For senior Adam Eibel, one of the biggest lessons he’s learned is not to take anything for granted. Eibel learned this lesson from children.
He serves as volunteer coordinator at Camp Kesem, a nonprofit national organization operated through college campuses, which runs one to two weeks of summer camp for kids ages 6 to 18 years old who have family members affected by cancer.
“It is a population of kids that are overlooked,” said Eibel, a microbiology and economics double major.
In many ways, Camp Kesem is like any other summer camp. There’s lake time, sports, crafts. Yet the difference comes at the end of every day, when the counselors have what is called “cabin chat.” Eibel said it’s a time when everyone sits down, opens up about anything on their minds and supports each other during difficult moments.
Eibel has been involved with the program since his sophomore year and said it has changed his life.
“No matter what you are going through, if you go to work with kids, they are going to do something to brighten your day,” he said.
Eibel described himself as someone who doesn’t like to sit still. Apart from being a volunteer coordinator at the camp, he is a member of the Phi Delta Theta fraternity, for which he previously served as vice president.

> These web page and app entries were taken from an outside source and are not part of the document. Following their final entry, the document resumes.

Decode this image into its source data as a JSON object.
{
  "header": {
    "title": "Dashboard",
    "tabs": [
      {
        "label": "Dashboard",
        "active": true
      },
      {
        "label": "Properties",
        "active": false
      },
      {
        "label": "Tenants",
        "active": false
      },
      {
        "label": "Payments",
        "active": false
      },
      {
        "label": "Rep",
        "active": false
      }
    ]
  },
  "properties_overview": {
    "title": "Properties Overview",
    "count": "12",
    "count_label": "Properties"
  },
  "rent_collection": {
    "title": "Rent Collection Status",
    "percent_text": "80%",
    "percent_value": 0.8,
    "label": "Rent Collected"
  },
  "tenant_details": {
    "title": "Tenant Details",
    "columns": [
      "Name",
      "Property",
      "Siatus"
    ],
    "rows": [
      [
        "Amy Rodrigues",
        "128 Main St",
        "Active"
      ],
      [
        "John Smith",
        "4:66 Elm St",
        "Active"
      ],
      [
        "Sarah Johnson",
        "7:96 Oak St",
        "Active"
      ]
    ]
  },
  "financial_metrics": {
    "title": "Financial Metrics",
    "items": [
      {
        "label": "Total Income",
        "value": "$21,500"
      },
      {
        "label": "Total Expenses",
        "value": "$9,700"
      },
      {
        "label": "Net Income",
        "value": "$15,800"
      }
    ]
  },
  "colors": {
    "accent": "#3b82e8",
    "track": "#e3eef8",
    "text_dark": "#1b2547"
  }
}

He was also vice president of the Interfraternity Council, which oversees 12 fraternity chapters on campus and works with administrators at the university.
“I don’t like to stop,” he said.
However, Eibel’s role at Camp Kesem has taken priority, and other volunteer coordinators at the camp have taken notice.
Senior Brianna Valdes, a fellow Kesem volunteer, said Eibel is always ready to “step up to the plate,” but he remains humble about his contributions to the organization.
“He doesn’t see how great he is even though the people do,” said Valdes, a biochemistry and public health double major.
Eibel said although none of his family members have had cancer, he is able to empathize with the kids and recognize their strength.
“Hearing them talk about what they are going through … You realize that these kids are some of the strongest people you will ever meet,” Eibel said.
Camp Kesem has gained so much attention on campus that Sigma Phi Epsilon chose the organization as its philanthropy for the year and raised $10,000 for the cause in fall 2017, according to the vice president of philanthropy.
“We are giving back childhood,” Eibel said. “Everyone is so positive, and it makes you want to be a better person.”
Students can donate to Camp Kesem here.